The best place to spend time outdoors in my city is without doubt the palace gardens. From the leafy avenues and wooded areas to the manicured lawns littered with statues, you can spend hours exploring the estate (and getting hopelessly lost in the process).
My city really knows how to celebrate Bastille Day (July 14 annually), which commemorates the Storming of the Bastille in 1789. The celebration starts the night before with a spectacular fireworks displays lighting up the night sky. On the following day, there’s a giant picnic at the palace where everyone must wear white.
You can tell if someone is from my city if they are sporting perfectly coiffed hair and fancy clothes (as the joke goes), but in reality the city has a real family feel to it and is home to a very varied crowd.
Just outside my city, you can visit Giverny, the location of Claude Monet’s former home and gardens, which inspired many of his paintings, including his famous Water Lilies series. You can also visit the famous artist’s grave; Monet and many of his family members are buried in the village cemetery.
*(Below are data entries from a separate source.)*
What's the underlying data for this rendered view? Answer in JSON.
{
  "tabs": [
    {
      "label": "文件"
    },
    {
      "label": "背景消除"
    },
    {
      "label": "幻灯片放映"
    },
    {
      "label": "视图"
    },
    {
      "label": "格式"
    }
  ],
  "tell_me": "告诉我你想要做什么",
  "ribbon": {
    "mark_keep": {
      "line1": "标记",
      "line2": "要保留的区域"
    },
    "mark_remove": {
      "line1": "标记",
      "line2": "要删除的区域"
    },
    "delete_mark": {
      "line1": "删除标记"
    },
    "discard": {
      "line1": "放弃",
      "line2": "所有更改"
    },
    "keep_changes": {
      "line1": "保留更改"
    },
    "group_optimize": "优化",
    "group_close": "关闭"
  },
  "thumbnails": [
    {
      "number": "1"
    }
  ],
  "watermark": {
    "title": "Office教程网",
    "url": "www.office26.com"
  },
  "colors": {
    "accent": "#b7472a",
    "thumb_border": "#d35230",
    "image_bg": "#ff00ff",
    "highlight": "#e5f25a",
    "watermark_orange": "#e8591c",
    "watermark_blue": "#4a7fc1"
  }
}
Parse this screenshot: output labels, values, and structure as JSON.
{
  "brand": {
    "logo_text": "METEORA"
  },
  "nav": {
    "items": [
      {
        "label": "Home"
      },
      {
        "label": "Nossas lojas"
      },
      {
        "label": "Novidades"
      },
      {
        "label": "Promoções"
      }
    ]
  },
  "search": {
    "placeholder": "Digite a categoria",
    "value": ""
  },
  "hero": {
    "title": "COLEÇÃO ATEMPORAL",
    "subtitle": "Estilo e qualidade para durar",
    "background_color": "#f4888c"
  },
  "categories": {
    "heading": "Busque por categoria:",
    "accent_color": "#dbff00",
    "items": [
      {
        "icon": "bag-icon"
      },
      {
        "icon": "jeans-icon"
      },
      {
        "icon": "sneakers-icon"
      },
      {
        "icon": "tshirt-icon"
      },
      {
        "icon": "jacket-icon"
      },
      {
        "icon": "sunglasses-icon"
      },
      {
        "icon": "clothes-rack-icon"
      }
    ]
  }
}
And, of course, there’s always Paris, which you can get to in less than 20 minutes from Versailles via the non-stop train.
My city is known for being home to Marie Antoinette’s palace but it’s really a vibrant mini-Paris, offering so much more than tourists realize.
The best outdoor market in my city is the Marché Notre-Dame. This traditional market comes alive on Tuesdays, Fridays, and Sundays, from the early morning until the early afternoon (7 a.m. to 2 p.m.), and sells everything you could possibly need to create the ultimate French picnic—from cold meats and fresh fruit to baguettes, wine, and dozens of varieties of cheese.
La Cour is my favorite place to grab breakfast (their brunch is amazing), and Sister’s Café, serving up American-style burgers and milkshakes, is the spot for late-night eats (if you consider 11 p.m. late-night).
To find out what’s going on at night and on the weekends, check out the Office de Tourisme’s website. You’ll find listings for upcoming shows and concerts, many of which are put on by the palace.
The dish that represents my city best is a simple chèvre chaud (broiled goat cheese) salad because it’s classically French, enjoyable all year round, and more than meets the eye. A warming chocolat chaud (allegedly a favorite of Louis XV) is my city’s signature drink. Sample them at Le Cheese Club and Angelina, respectively.
The Chapelle Royale is the best place to see live music (especially if you enjoy classical music), but if you’re in the mood to dance, check out one of the larger clubs in Paris; Versailles is not known for its nightlife!
An extravagant Kardashian rehearsal dinner could only happen in my city (though the locals might have thrown a fit at the prospect of the palace hosting a full-blown wedding).
In the summer you should go to one of the palace’s musical fountains and fireworks shows at night.
In the fall you should take a long walk around the palace grounds and then warm up with a pot of tea at a cozy tearoom (I like Le Parnasse).
In the winter you should spend an evening at the ballet. The Opéra Royal hosts several shows a year, particularly around the Christmas season.
If you have kids (or are a kid at heart), you won’t want to miss the rental boats at Versailles. If you have younger ones, taking a ride on the little train is a great way to cover the palace grounds.
The best book about my city is The Sun King: Louis Fourteenth at Versailles by Nancy Mitford because it conjures up a glittering, chaotic image of court life in the golden days of Versailles, bringing the palace to life and transporting readers back to the 17th century.